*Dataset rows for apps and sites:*
◆ ◆ ◆ ◆ ◆ ◆ ◆
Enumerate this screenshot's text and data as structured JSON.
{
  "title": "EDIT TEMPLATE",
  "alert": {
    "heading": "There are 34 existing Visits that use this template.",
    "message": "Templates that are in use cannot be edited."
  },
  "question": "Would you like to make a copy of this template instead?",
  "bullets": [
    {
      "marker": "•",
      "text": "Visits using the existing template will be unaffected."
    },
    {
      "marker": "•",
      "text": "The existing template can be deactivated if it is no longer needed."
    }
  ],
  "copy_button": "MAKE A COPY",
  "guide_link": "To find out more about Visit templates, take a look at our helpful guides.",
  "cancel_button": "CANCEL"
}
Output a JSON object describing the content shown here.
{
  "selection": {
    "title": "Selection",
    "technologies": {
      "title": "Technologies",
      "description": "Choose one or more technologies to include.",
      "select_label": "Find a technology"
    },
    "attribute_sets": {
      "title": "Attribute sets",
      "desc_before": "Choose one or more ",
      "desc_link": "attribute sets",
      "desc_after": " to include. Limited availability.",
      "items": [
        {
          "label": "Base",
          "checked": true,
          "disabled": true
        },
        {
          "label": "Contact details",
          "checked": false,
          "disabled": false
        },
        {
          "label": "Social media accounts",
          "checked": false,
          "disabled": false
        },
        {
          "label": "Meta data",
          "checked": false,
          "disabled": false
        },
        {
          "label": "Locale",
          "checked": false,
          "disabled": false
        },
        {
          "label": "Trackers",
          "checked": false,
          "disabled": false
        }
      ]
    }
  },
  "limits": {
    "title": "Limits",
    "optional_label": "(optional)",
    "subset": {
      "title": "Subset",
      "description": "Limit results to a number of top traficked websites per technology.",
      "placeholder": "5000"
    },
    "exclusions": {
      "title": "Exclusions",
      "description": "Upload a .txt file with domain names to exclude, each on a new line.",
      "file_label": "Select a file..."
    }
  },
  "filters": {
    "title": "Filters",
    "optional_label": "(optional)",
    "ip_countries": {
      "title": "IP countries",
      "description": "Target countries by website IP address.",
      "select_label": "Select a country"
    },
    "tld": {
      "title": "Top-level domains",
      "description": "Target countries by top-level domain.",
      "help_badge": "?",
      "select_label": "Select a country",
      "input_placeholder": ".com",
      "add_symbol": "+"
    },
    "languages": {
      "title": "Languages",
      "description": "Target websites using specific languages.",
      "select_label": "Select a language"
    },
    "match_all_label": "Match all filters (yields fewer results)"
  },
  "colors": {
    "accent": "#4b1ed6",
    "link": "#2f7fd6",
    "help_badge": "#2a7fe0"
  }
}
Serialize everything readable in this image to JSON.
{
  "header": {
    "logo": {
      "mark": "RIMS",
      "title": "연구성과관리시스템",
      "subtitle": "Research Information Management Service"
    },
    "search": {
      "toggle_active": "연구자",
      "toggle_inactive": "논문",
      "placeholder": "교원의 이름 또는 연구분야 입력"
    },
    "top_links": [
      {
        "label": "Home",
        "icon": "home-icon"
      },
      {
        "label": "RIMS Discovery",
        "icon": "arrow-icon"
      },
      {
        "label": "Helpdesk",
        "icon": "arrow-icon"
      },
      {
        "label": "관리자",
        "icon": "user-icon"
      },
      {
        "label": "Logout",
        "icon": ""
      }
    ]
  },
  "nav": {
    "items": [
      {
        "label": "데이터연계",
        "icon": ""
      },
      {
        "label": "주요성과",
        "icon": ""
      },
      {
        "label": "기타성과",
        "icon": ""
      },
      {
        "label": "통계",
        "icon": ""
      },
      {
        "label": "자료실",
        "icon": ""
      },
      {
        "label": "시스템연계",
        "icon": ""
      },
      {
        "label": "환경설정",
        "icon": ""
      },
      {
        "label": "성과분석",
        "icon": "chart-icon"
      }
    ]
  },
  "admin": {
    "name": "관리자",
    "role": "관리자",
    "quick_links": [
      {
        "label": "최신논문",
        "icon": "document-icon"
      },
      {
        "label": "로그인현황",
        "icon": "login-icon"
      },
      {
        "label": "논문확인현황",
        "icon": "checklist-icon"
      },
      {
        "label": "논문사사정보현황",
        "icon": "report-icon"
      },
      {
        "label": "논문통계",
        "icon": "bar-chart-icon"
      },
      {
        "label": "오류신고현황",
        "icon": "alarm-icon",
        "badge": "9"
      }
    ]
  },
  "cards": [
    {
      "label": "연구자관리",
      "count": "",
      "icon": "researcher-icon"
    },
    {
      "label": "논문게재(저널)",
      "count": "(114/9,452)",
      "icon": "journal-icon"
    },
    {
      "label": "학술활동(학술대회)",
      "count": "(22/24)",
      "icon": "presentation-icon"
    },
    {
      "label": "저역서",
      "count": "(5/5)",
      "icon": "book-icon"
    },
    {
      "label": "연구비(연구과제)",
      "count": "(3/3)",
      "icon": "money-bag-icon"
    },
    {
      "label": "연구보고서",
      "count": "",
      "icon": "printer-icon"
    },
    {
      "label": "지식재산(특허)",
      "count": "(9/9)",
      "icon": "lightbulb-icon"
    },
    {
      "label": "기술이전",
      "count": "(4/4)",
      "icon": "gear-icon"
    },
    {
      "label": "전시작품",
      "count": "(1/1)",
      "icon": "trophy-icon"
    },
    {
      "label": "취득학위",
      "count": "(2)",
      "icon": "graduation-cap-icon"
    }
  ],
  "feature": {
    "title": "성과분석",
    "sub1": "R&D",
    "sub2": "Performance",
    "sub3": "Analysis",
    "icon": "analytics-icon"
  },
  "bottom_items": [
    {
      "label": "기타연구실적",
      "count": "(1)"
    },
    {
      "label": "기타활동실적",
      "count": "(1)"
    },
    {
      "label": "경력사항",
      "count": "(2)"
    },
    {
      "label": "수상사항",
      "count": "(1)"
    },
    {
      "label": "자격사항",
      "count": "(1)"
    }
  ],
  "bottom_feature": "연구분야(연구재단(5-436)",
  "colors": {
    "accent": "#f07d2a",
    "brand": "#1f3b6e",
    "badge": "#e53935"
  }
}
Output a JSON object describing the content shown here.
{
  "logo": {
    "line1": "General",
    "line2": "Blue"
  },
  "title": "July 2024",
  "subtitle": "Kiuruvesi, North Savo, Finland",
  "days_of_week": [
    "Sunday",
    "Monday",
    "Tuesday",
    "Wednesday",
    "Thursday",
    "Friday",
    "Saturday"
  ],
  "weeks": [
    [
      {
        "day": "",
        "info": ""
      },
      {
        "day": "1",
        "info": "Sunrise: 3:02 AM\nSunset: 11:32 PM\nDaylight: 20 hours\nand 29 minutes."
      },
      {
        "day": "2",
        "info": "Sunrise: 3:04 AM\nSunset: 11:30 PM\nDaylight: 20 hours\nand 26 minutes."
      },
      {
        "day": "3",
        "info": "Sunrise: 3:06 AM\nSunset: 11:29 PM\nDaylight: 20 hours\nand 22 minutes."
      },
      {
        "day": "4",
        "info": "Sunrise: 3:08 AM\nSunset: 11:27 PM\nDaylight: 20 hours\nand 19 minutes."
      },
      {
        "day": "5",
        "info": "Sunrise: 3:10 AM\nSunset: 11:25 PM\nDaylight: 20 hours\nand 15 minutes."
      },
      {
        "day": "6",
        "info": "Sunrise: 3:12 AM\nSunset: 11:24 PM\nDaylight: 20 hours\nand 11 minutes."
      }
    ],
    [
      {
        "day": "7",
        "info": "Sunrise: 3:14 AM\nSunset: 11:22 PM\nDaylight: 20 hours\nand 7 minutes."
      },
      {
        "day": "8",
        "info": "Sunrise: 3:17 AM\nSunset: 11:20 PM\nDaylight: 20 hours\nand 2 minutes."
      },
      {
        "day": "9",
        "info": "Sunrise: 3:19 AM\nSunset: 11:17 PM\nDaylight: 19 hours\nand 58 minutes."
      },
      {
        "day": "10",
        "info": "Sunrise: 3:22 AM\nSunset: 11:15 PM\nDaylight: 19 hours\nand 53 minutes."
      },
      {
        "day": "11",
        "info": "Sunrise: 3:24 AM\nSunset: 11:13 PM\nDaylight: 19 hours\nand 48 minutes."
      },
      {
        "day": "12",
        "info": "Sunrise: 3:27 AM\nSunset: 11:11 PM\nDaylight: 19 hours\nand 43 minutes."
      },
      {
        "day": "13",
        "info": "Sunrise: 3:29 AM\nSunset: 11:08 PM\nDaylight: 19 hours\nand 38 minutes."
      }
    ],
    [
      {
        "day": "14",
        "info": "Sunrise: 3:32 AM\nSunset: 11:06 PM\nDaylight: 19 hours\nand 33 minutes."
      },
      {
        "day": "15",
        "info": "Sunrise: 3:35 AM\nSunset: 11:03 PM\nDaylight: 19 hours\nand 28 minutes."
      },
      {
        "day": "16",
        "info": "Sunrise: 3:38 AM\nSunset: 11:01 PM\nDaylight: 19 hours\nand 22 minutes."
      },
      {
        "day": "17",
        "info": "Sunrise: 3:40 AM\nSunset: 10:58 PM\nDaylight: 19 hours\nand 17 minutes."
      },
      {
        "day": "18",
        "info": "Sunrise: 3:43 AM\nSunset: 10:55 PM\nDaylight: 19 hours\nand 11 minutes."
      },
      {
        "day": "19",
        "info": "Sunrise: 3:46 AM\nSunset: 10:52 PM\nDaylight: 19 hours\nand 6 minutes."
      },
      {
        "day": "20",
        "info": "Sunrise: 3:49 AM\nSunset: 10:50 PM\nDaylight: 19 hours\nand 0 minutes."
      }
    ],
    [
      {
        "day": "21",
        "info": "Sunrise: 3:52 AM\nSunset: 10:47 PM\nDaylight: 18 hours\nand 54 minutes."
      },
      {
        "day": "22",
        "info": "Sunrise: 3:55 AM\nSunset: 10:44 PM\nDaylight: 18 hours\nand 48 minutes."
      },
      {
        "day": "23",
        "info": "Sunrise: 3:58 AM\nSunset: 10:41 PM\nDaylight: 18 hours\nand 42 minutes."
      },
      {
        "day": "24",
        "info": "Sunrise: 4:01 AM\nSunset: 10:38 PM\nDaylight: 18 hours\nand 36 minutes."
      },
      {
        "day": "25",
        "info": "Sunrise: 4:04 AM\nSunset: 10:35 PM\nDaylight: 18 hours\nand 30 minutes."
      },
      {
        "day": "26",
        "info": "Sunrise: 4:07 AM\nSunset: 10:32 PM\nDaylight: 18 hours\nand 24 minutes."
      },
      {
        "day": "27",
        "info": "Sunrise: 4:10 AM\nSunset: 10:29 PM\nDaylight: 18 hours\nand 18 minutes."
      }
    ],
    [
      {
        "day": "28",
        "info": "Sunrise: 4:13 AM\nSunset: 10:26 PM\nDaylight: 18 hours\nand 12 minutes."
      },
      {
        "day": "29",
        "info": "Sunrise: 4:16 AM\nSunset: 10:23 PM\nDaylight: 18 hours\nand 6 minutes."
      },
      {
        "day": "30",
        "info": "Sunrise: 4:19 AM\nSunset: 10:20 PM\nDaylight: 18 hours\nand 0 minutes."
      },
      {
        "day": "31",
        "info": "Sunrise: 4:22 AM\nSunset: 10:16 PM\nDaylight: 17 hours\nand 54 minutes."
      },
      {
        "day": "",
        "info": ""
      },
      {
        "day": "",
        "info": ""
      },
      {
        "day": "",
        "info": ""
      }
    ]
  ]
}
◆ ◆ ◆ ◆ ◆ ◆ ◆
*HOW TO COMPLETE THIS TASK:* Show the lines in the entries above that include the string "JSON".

*RESULT FOR THIS EXERCISE:*
Enumerate this screenshot's text and data as structured JSON.
Output a JSON object describing the content shown here.
Serialize everything readable in this image to JSON.
Output a JSON object describing the content shown here.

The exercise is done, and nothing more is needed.